Rock guitar music, getting the right effect.
We looked at the right guitar and amp in the last part, now to get the best sound out of these you can use effect pedals. Not essential but for playing rock guitar but you will probably get them eventually, are effect pedals.
Effect pedals are used to change the sound of your guitar through your amplifier and are normally foot operated. The effect pedals are made by many companies Boss, Danelectro, Ibanez, Digitech, Dunlop and more.
The most common pedals are distortion and overdrive. Distortion changes or distorts, clips the sound of your guitar making it dirtier and heavier. It is mainly used for rhythm guitar.
The overdrive pedal will push or overdrive the signal, usually giving the sound of a Tube amp overdriving. It gives a heavier but cleaner sound than the distortion pedal. When the volume is quieter it will be a cleaner sound and it distorts and clips more for higher volumes. It is used for both lead guitar and rhythm. Having them on foot operated effect pedals makes them easier to operate than a push button on an amp if you need to turn it off while you are playing guitar.
Other pedals are the noise gate previously mentioned to keep unwanted sounds down.
Chorus, flanger, reverb (or echo) pedals are used to get even more fancy sounds. Chorus will make your lead solo sound like two guitars by splitting off the guitar signal in two. The second signal is delayed and can be changed in pitch and then mixed back in with the original first signal.
A compressor pedal is often used for lead solos also. It dampens or attenuates loud guitar notes and increases or sustains the notes when they get quieter. Just think of Gary Moore and “Parisienne Walkway” and you will know what heavy compression while playing rock guitar sounds like.
For your initial guitar lessons, all you would need is a Distortion or Overdrive pedal.
Multi-effect units are a very economical option. They digitally produce the sound of all the pedals above in a single unit.

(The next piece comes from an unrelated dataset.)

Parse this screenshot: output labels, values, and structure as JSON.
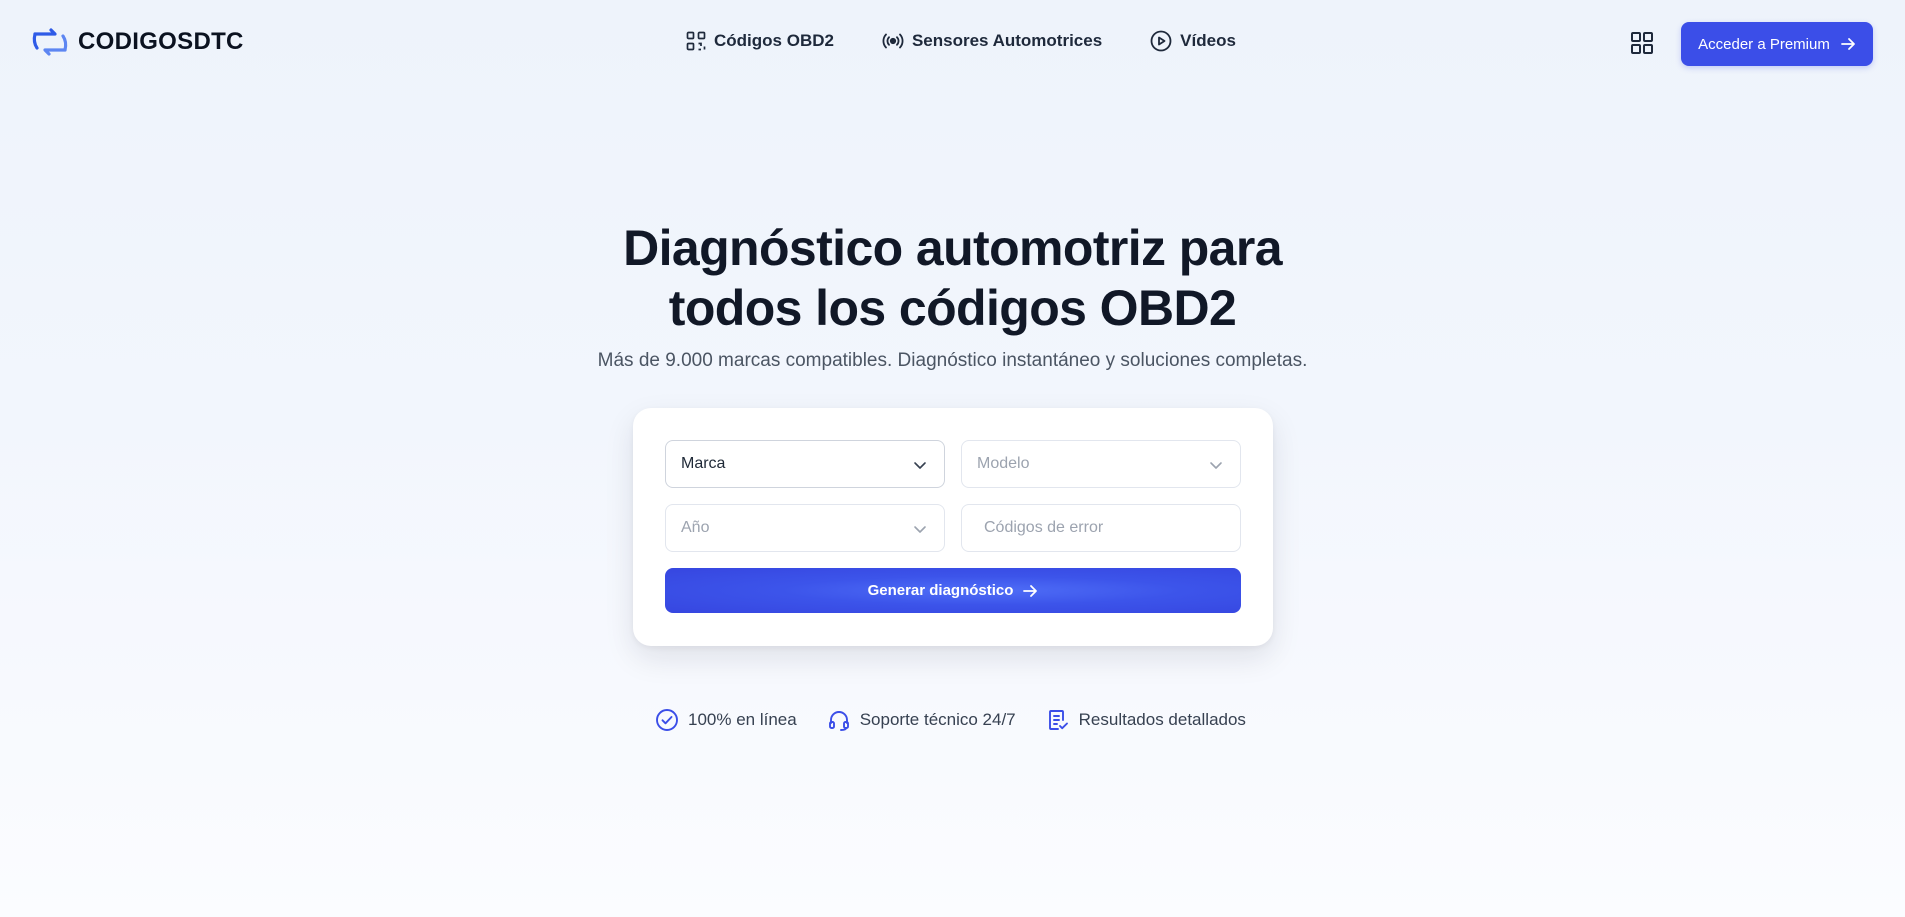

You can get ones made by Boss, Korg, Zoom, Digitech, Vox, Roland and more multi-effect pedals. They will have preprogrammed sound or patch which use multiple effect to create a certain type of sound. Most of these have several pedals so you can set them up to switch between three sounds. Your rhythm guitar sound, clean guitar sound and lead guitar at the touch of one pedal. Only disadvantage is that you do not learn what each pedal does or how they interact to product the overall sound. Programming your patches is a good way to learn what the effects do.
A quick note about leads for your guitar amp and pedals. Buy the best quality one you can even as you learn to play rock guitar. Decide the length (3 to 5m) you need in the cable and go for a thick cable with good plugs. Don’t buy a thin long cable (9m) because it is cheap, you will end up replacing it as they will break easily and cause hassle and frustration. Cheap leads also tend to introduce noise into your amp. Spend at least $30 on your cable.
Now it is time to play guitar and try out the right sound and learn to play rock guitar.
Thanks for reading,